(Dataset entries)
═══
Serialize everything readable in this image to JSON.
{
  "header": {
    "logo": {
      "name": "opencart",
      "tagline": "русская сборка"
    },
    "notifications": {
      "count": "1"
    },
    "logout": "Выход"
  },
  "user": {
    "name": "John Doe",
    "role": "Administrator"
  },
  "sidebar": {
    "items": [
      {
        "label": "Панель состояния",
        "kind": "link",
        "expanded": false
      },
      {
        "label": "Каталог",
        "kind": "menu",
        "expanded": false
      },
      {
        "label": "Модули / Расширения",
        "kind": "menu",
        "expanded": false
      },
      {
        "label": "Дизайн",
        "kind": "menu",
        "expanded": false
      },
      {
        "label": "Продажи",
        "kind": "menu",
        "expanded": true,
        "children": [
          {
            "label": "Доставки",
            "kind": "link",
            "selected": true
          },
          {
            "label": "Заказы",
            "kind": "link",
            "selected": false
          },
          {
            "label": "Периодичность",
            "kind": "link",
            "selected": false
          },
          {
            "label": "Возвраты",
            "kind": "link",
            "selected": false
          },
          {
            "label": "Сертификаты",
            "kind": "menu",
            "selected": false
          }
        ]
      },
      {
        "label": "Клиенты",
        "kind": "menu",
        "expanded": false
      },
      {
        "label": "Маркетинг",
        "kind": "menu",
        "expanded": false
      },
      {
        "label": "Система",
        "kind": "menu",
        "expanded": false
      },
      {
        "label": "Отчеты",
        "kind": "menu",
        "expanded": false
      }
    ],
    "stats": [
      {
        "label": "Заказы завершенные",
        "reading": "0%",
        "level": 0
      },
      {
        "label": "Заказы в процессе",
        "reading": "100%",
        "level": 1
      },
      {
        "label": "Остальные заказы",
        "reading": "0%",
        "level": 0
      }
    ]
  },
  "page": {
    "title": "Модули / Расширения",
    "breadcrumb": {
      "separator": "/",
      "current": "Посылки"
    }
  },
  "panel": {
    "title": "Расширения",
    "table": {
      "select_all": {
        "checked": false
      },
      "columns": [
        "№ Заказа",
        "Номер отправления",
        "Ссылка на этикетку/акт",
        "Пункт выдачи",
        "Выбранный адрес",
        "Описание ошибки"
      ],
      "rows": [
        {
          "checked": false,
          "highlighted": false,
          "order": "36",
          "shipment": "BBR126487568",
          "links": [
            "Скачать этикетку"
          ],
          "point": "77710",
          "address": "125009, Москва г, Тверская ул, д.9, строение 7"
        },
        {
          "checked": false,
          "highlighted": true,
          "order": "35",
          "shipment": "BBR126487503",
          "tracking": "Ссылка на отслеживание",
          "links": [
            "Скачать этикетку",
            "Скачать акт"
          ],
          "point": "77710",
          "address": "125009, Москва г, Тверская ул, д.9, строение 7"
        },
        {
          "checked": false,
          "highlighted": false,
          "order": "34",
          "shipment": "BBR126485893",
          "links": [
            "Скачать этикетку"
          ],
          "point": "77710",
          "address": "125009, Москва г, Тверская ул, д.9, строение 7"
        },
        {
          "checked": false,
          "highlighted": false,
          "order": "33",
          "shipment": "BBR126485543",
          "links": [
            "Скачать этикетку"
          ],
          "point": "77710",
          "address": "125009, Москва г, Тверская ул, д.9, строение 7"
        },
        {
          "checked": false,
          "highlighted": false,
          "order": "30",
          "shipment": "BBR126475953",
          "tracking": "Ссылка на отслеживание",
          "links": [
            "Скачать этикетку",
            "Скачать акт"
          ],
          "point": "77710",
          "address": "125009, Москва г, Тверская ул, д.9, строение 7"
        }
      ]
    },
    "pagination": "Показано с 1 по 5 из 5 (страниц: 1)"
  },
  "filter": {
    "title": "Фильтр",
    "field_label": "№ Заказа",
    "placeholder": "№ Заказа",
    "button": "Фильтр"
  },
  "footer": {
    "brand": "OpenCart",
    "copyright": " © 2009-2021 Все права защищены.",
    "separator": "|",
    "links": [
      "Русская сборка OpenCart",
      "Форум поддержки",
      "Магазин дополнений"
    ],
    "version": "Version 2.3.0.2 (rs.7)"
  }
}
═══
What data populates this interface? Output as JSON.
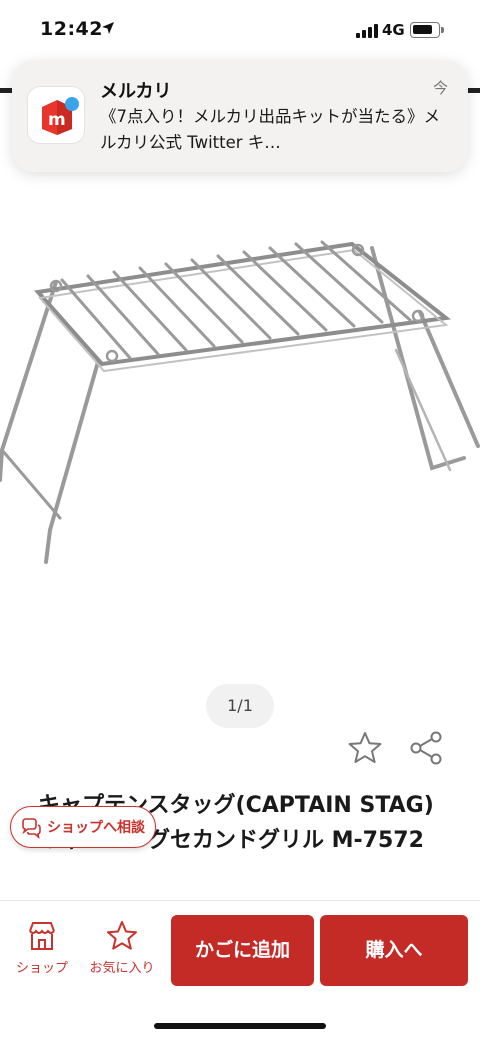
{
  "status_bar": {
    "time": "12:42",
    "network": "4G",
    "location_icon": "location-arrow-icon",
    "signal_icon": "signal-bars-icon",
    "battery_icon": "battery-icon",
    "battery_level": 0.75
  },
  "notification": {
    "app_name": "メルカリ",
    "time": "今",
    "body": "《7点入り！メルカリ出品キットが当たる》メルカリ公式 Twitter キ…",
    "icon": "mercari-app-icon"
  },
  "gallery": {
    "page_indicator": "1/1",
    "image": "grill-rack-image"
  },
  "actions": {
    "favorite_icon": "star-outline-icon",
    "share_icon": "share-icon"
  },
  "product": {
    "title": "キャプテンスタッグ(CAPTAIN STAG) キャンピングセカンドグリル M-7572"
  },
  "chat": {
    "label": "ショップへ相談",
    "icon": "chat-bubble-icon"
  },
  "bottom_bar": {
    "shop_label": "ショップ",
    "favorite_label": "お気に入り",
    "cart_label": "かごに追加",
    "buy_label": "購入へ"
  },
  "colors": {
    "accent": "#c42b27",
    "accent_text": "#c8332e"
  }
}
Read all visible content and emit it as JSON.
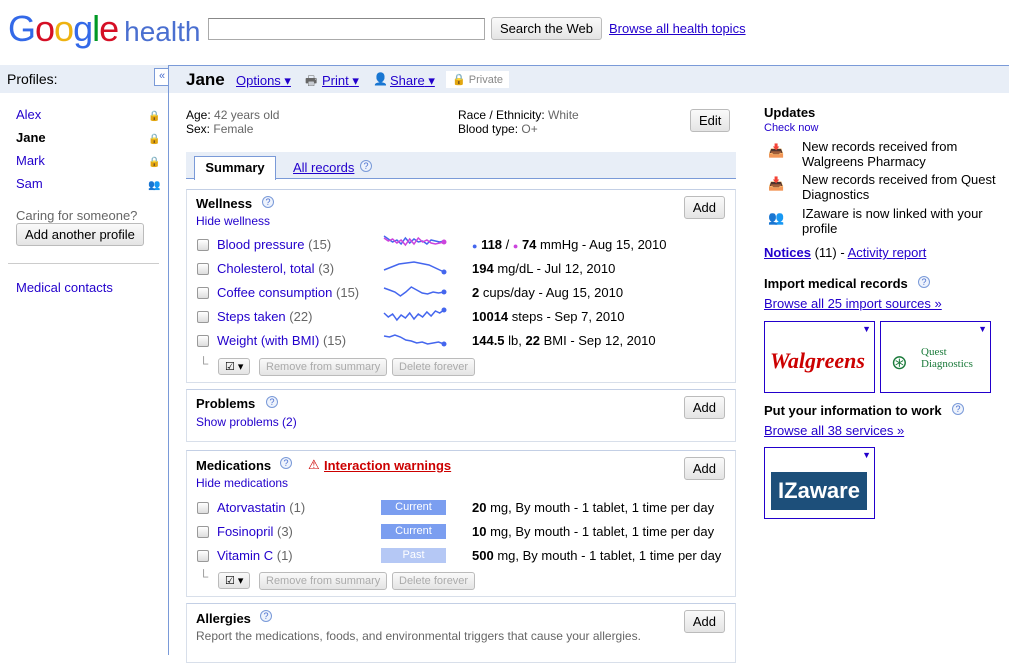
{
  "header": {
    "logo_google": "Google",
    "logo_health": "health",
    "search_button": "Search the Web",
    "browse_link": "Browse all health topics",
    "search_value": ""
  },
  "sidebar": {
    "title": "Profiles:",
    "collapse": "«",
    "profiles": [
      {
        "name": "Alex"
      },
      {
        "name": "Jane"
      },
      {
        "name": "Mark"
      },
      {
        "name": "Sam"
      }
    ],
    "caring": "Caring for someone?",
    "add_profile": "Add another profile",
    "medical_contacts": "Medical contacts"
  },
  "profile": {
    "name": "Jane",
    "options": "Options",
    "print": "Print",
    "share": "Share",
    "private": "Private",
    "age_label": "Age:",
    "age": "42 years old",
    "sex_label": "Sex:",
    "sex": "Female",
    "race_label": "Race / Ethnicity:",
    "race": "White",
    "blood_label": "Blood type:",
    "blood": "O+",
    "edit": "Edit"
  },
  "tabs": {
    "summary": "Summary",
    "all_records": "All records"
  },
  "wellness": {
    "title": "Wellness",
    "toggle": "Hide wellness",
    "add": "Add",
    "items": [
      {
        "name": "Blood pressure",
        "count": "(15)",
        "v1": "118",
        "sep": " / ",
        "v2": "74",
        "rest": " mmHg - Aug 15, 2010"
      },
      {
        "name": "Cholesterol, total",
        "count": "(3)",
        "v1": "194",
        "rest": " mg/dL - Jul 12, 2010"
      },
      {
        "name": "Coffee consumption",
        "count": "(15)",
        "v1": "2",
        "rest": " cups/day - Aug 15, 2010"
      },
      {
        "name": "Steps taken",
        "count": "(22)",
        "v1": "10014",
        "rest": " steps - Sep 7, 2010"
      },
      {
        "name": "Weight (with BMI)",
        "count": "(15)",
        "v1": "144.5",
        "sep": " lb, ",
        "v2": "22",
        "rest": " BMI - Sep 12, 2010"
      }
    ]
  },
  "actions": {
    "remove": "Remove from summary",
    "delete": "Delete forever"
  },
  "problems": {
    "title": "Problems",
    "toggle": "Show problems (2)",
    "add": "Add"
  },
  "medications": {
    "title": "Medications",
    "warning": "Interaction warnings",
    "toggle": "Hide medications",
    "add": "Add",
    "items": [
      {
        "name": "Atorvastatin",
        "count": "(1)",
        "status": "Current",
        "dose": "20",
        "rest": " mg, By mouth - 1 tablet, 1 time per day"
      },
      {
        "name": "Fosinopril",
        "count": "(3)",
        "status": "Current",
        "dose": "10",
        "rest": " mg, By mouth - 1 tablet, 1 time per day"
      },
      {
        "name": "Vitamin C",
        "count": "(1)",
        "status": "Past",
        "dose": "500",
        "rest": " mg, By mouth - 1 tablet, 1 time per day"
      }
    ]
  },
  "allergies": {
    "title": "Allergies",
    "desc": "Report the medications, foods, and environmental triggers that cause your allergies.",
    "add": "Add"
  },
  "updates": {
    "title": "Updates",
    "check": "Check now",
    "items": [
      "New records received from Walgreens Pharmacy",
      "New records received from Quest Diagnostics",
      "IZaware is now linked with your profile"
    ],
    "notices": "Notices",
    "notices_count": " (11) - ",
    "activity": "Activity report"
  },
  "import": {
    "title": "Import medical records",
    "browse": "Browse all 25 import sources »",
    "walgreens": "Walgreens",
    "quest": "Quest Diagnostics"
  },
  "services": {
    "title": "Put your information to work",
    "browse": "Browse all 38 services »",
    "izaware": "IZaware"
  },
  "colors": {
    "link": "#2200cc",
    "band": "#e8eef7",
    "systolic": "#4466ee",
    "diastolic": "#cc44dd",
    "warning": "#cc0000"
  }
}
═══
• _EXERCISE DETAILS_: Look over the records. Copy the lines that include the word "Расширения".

• _WRITTEN SOLUTION_:
        "label": "Модули / Расширения",
    "title": "Модули / Расширения",
    "title": "Расширения",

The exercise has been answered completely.